“With respect to the subject of targeting, which has been much commented upon in the media and international legal circles, there are obviously limits to what I can say publicly,” he told a conference of the American Society of International Law.
“What I can say is that it is the considered view of this administration — and it has certainly been my experience during my time as legal adviser — that US targeting practices, including lethal operations conducted with the use of unmanned aerial vehicles, comply with all applicable law, including the laws of war.”
The CIA would not comment on the speech.
A Freedom of Information Act request for this information was filed by the ACLU in January, but had for months gone unanswered. Finally, earlier in March, the civil rights watchdog group sued, claiming the public has a right to know the legal grounds upon which the program stands, along with basic data on lethality and civilian casualties.
“We’re encouraged that Koh has articulated the legal rationale for the program,” said Jonathan Manes, a legal fellow at the ACLU. But he added that he hoped the administration would provide a more detailed account of its legal justification.
“The public has a right to know whether the targeted killings being carried out in its name are consistent with international law and with the country’s interests and values,” said Jonathan Manes, a legal fellow with the ACLU National Security Project, in a media advisory released after the group’s lawsuit was filed. “The Obama administration should disclose basic information about the program, including its legal basis and limits, and the civilian casualty toll thus far.”
The group added: “The CIA and the military have used unmanned drones to target and kill individuals not only in Afghanistan and Iraq but also in Pakistan and, in at least one case in 2002, Yemen. The technology allows U.S. personnel to observe targeted individuals in real time and launch missiles intended to kill them from control centers located thousands of miles away.
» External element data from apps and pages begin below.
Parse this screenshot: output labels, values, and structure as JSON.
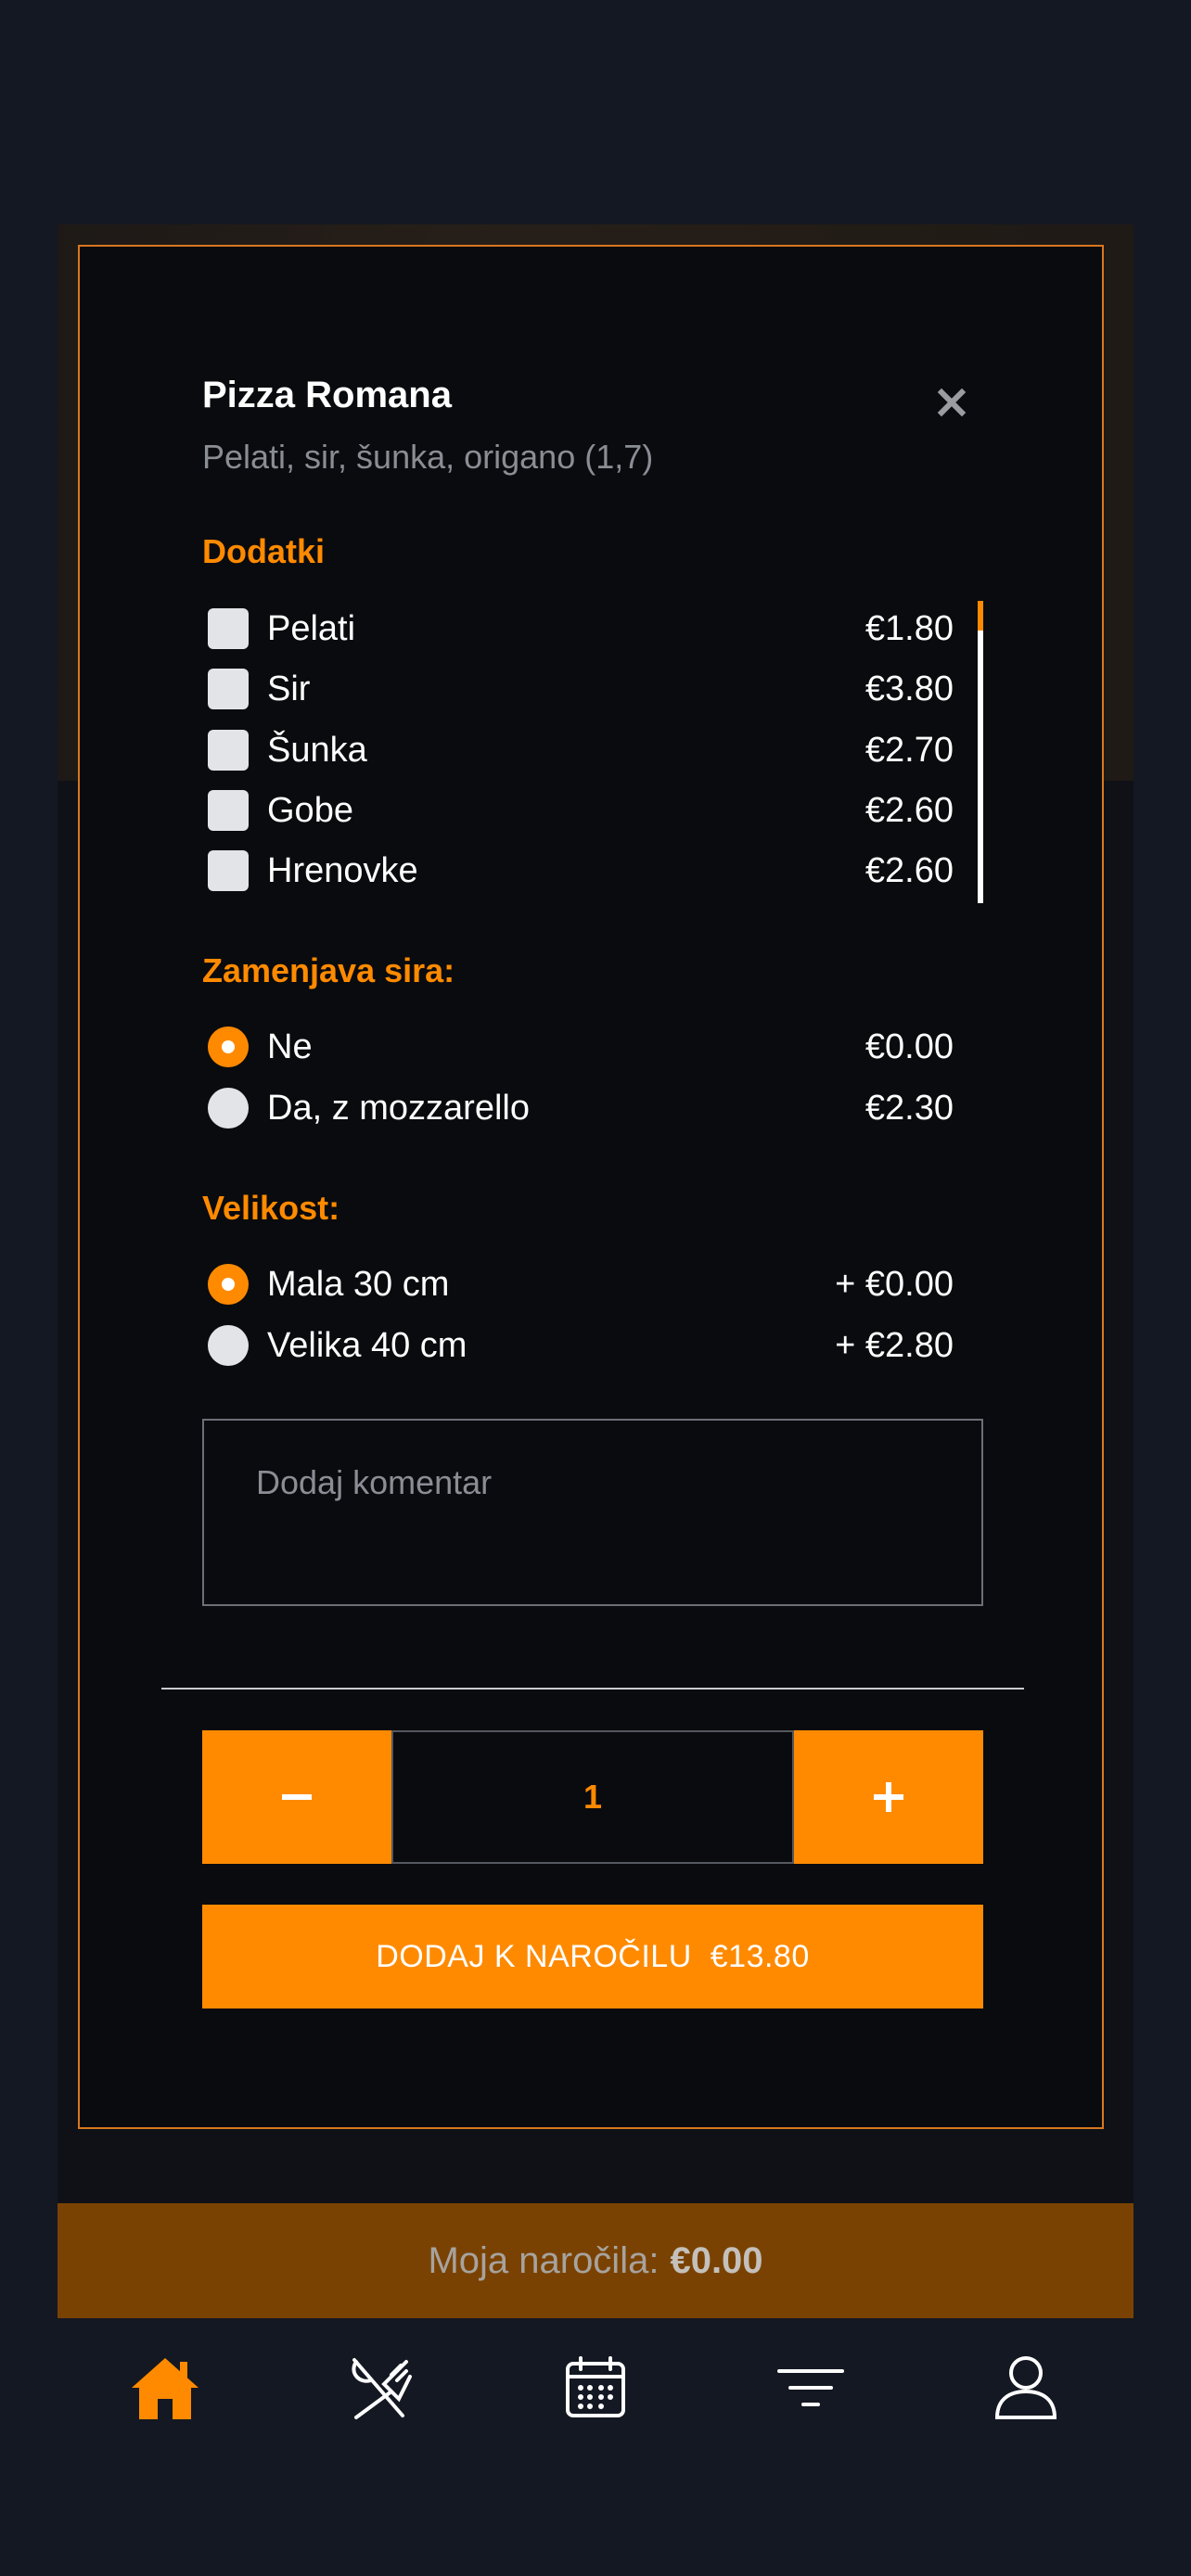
{
  "item": {
    "title": "Pizza Romana",
    "description": "Pelati, sir, šunka, origano (1,7)"
  },
  "sections": {
    "addons_title": "Dodatki",
    "cheese_title": "Zamenjava sira:",
    "size_title": "Velikost:"
  },
  "addons": [
    {
      "label": "Pelati",
      "price": "€1.80",
      "checked": false
    },
    {
      "label": "Sir",
      "price": "€3.80",
      "checked": false
    },
    {
      "label": "Šunka",
      "price": "€2.70",
      "checked": false
    },
    {
      "label": "Gobe",
      "price": "€2.60",
      "checked": false
    },
    {
      "label": "Hrenovke",
      "price": "€2.60",
      "checked": false
    }
  ],
  "cheese_options": [
    {
      "label": "Ne",
      "price": "€0.00",
      "selected": true
    },
    {
      "label": "Da, z mozzarello",
      "price": "€2.30",
      "selected": false
    }
  ],
  "size_options": [
    {
      "label": "Mala 30 cm",
      "price": "+ €0.00",
      "selected": true
    },
    {
      "label": "Velika 40 cm",
      "price": "+ €2.80",
      "selected": false
    }
  ],
  "comment": {
    "placeholder": "Dodaj komentar",
    "value": ""
  },
  "quantity": {
    "value": "1",
    "minus": "−",
    "plus": "+"
  },
  "add_button": {
    "label": "DODAJ K NAROČILU",
    "price": "€13.80"
  },
  "orders_bar": {
    "label": "Moja naročila:",
    "amount": "€0.00"
  },
  "tabbar": {
    "icons": [
      "home-icon",
      "utensils-icon",
      "calendar-icon",
      "filter-icon",
      "user-icon"
    ],
    "active": "home"
  },
  "colors": {
    "accent": "#ff8a00",
    "background": "#141822",
    "modal": "#0a0b0e"
  }
}
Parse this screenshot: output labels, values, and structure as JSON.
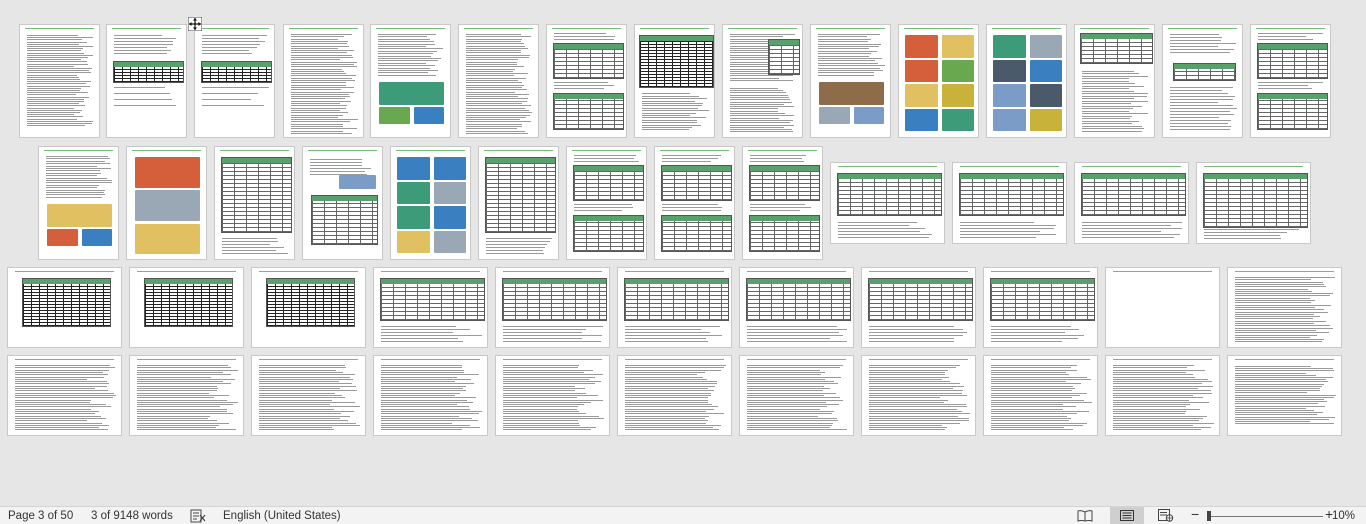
{
  "status_bar": {
    "page_info": "Page 3 of 50",
    "word_count": "3 of 9148 words",
    "language": "English (United States)",
    "zoom_minus": "−",
    "zoom_plus": "+",
    "zoom_level": "10%",
    "zoom_value": 10,
    "icons": [
      "proofing-icon",
      "read-mode-icon",
      "print-layout-icon",
      "web-layout-icon"
    ]
  },
  "document": {
    "total_pages": 50,
    "current_page": 3
  },
  "colors": {
    "header_rule": "#6fbf73",
    "table_header": "#5aa06c",
    "status_bg": "#f3f3f3",
    "canvas_bg": "#e6e6e6"
  }
}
Recent reports, including public statements from the director of national intelligence, indicate that U.S. citizens have been placed on the list of targets who can be hunted and killed with drones.”
“While the Obama administration may legitimately withhold intelligence information as well as sensitive information about military strategy, it should disclose basic information about the scope of the drone program, the legal basis for the program and the civilian casualties that have resulted from the program,” argued ACLU attorney Jameel Jaffer, who heads the non-profit’s National Security Project.
Rights activists and some legal experts charge the drone strikes in Pakistan and other countries, outside of a traditional battlefield, amount to extrajudicial executions that violate both international and US law.
Koh, a fierce critic of former president George W. Bush’s policies before he took his post, disagreed — saying a US ban on government sanctioned assassinations did not apply.
Under US law, “the use of lawful weapons systems — consistent with the applicable laws of war — for precision targeting of specific high-level belligerent leaders when acting in self-defense or during an armed conflict is not unlawful, and hence does not constitute ‘assassination,'” he said.
He also argued that the US government was not obliged to offer legal rights to the militant figures targeted in the strikes as the United States was at war and acting in self-defense.
Koh said the government was careful to limit attacks to only “legitimate” military objectives and to ensure attacks adhered to the principle of “proportionality,” keeping civilian casualties to a minimum.
Civilian deaths from the drone war have triggered popular anger and fed anti-US sentiment in Pakistan.
Pakistan publicly criticizes the targeted assassinations but quietly cooperates with the Americans, analysts say, with Islamabad allowing the use of an air base on Pakistani soil — a detail a US senator accidentally let slip at a hearing last year.